Nvidia may still launch a GeForce RTX 2080 Ti Super this year, but that RTX T10-8 graphics card referenced in the latest AIDA 64 beta release ain’t it. It’s looking like that’s actually a new TU102-based RTX Tesla card being used in Nvidia server-land to power the new ray tracing back end for the RTX-y GeForce Now update announced this week.
It was previously speculated that the reference could only realistically mean one thing – an RTX 2080 Ti Super was on its way to really put the performance boot into AMD’s Navi plans. The TU102 GPU is the big Turing chip, the most powerful GPU of the current Nvidia range, and the most powerful of all the customer-facing graphics silicon out there. Given that the RTX 2080 Ti is the only GPU to not have its own Super edition, a year after its Gamescom 2018 launch, it seemed like a pretty good bet.
But gamers trying to access the RTX-powered GeForce Now service in the US have discovered that the RTX T10-8 is the GPU referenced in the application when you’re running games on an RTX-powered GFN server.
The first noises about the RTX T10-8 came from serial Twitter analyst Komachi who posted the release notes from the AIDA64 6.00.5151 beta last week. Everyone jumped on board with the natural assumption this was an unreleased GeForce card ready to come to market in the coming months.
— 比屋定さんの戯れ言@Komachi (@KOMACHI_ENSAKA) August 15, 2019
But a reddit post today points out that folk on the Nvidia GeForce forums have been trying to access the new ray tracing-capable GeForce Now game streaming service in the US and found that the USW2 servers sometimes reported the RTX T10-8 GPUs. That would seem to indicate a Turing-powered Tesla GPU is being utilised for cloud gaming in the two RTX GeForce Now regions Nvidia is launching with first. That’s Northern California and Germany for those who didn’t see the GeForce Now RTX announcement this week.
Unfortunately it does seem like Nvidia has taken those RTX T10-8 servers down for the time being as forum members are reporting that they’re only seeing the older Tesla P40 GPUs now. At the moment that’s not such a bad thing as the performance of the RTX T10-8 cards seemed to be far worse than the old Pascal-based Tesla hardware.
One user ran the 3DMark Fire Strike benchmark on the service and found a 52% decrease in overall performance. That’s not going to get you super-smooth ray tracing in your streamed Shadow of the Tomb Raider or Metro Exodus games now, is it?
But given that the GeForce Now service was running on a non-DX12 operating system (Windows Server 2012) you didn’t seem to be able to access any DirectX Raytracing based pretties anyway. Seems like it’s not just the actual GPU hardware that needs updating, someone needs to get down and dirty with an OS upgrade too.
Not a fun job…
What is the Nvidia RTX 2080 Ti Super release date then?
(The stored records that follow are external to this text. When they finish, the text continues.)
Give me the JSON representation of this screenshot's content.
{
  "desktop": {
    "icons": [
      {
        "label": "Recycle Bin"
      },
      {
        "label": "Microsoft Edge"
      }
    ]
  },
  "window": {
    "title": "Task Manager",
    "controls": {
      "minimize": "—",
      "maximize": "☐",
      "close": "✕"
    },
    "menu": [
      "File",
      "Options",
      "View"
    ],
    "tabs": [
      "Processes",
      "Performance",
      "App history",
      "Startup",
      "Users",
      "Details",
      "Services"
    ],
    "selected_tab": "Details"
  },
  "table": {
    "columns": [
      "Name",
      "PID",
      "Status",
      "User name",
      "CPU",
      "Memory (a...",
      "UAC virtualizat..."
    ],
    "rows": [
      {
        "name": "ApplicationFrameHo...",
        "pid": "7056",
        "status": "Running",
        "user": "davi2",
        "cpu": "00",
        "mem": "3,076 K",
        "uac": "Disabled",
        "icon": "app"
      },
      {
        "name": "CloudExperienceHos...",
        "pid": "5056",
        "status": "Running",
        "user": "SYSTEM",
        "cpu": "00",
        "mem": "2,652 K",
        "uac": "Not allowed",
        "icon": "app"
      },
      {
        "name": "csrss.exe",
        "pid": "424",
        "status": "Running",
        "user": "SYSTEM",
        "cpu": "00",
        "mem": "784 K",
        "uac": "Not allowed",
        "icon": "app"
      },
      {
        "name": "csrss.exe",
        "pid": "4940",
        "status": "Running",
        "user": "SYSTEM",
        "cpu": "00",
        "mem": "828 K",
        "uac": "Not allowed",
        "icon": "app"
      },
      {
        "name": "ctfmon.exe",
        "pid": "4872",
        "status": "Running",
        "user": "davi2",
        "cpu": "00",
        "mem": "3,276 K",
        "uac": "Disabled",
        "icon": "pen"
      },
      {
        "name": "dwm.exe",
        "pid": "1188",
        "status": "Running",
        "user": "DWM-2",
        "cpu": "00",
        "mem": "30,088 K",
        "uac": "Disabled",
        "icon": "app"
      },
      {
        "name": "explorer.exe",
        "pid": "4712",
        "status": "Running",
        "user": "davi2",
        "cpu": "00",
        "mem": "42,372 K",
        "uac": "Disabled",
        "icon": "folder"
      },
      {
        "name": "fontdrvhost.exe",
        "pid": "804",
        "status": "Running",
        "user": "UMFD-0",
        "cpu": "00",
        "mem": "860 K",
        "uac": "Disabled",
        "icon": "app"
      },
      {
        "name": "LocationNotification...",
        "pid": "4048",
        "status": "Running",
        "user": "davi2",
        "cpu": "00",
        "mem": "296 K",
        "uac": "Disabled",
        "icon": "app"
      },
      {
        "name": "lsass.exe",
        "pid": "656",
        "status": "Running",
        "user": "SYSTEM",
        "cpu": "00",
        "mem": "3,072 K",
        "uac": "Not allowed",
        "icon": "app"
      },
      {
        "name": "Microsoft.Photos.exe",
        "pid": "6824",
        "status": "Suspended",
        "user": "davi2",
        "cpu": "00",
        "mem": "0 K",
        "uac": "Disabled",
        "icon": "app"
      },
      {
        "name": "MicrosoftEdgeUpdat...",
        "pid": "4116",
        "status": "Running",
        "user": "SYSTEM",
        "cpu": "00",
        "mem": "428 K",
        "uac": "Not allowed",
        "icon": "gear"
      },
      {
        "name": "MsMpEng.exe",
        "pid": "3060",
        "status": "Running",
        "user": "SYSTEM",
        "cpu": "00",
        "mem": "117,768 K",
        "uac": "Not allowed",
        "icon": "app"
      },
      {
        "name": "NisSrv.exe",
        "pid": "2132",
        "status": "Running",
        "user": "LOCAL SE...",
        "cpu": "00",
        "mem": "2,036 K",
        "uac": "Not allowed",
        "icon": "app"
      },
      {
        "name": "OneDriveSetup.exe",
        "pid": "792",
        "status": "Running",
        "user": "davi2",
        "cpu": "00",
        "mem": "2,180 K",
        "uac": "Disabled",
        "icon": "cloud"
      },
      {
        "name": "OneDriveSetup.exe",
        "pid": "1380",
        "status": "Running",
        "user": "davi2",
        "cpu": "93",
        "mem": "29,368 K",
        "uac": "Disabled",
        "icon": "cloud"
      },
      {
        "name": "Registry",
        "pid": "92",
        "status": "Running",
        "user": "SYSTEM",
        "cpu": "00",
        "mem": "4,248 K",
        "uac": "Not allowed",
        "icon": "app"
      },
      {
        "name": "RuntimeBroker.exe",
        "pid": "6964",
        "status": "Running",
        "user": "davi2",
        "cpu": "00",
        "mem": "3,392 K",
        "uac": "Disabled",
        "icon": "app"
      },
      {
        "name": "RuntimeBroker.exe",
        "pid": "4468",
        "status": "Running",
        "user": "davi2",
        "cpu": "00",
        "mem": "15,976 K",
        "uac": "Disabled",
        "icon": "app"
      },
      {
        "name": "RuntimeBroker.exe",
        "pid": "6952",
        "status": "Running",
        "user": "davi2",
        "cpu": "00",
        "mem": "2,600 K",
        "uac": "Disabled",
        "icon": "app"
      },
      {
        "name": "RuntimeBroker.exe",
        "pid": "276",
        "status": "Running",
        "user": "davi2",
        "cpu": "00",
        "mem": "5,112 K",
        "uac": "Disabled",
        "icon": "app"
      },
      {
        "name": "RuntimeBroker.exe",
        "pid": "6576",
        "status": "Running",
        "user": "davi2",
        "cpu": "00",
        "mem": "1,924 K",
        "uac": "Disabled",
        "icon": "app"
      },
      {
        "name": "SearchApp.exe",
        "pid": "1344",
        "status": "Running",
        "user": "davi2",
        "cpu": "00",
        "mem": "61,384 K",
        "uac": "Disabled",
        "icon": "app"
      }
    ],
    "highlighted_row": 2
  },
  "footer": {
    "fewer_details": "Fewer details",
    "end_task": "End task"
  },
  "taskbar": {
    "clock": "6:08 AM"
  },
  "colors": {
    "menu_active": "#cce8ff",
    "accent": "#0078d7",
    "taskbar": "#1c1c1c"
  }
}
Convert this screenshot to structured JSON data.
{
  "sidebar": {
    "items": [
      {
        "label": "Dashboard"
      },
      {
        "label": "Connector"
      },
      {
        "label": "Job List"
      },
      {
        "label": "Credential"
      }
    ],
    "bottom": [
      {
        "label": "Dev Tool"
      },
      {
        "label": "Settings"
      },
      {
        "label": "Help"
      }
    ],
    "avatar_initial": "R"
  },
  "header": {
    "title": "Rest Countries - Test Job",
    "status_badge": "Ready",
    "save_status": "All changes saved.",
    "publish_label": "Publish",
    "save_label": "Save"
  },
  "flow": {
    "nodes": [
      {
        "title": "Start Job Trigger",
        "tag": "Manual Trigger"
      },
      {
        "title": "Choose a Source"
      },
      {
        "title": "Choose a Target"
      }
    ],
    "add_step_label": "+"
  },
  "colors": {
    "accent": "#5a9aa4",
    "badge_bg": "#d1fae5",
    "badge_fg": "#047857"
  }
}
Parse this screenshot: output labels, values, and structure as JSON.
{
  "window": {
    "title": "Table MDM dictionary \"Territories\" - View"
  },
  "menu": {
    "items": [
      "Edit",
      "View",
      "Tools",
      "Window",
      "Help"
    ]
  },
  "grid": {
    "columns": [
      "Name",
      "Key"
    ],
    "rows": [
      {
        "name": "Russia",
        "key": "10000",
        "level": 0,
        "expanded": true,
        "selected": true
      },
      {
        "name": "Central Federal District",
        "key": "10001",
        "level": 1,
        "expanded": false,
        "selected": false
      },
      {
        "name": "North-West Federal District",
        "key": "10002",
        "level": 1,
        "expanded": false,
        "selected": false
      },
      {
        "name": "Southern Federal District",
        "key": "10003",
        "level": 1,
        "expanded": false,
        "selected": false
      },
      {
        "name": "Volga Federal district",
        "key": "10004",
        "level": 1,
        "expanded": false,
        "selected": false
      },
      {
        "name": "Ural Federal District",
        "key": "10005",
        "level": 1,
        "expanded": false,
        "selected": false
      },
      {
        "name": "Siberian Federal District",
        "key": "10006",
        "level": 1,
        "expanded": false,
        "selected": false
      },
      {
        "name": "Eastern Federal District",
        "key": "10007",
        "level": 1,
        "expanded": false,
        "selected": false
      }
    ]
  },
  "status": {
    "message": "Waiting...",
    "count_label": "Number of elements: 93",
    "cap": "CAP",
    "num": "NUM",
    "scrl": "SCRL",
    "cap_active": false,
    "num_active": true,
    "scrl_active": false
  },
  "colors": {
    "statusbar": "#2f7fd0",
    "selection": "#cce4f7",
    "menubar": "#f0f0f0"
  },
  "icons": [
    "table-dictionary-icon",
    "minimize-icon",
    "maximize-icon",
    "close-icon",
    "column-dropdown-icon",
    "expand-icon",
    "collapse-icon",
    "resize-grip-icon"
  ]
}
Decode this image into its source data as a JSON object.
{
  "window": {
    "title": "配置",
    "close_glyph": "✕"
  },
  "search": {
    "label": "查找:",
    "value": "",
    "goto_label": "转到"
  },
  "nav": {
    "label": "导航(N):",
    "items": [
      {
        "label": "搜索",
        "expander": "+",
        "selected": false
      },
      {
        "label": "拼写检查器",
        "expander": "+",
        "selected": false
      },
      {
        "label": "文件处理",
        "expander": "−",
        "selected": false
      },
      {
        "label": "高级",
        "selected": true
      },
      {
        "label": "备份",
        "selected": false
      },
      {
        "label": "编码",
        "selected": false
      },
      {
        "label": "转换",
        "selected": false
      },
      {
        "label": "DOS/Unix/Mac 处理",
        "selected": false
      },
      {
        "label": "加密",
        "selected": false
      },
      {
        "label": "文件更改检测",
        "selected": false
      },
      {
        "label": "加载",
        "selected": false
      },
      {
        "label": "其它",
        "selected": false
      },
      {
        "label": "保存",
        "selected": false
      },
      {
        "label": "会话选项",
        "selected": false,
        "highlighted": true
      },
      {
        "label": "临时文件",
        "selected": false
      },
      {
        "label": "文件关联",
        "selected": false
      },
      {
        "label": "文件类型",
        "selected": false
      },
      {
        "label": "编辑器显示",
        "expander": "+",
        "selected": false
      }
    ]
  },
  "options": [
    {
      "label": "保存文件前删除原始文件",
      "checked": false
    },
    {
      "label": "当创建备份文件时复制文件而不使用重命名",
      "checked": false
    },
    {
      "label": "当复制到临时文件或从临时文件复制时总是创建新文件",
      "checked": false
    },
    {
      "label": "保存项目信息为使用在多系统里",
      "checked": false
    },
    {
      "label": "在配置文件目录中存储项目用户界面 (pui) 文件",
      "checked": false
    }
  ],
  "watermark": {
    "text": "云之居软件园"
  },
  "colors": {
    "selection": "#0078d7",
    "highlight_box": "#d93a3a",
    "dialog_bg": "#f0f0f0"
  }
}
Well, there’s still no definitive proof that Nvidia is actually going to bother releasing a Super edition of its current top card at all. Before any of the Super cards got released there was an EEC registration which looked awfully like an updated RTX 2080 Ti GPU, but Nvidia has since stated it has no intention of releasing one.
To be fair, it doesn’t need to. The RTX 2080 Ti is still unchallenged at the top of the consumer graphics card tech tree and the rumoured ‘Nvidia Killer’ Radeon card is still just an AMD fan-boy’s wet dream right now.
Though rumours persist of a 4,096 core big Navi GPU on its way. Navi 14 is looking like the low-end, RX 5600 or RX 5500 cards’ GPU, but the Navi 12, which has also been given some Linux driver love this month, could end up being the touted big boy.
Then Nvidia might want to change its mind about releasing an RTX 2080 Ti Super.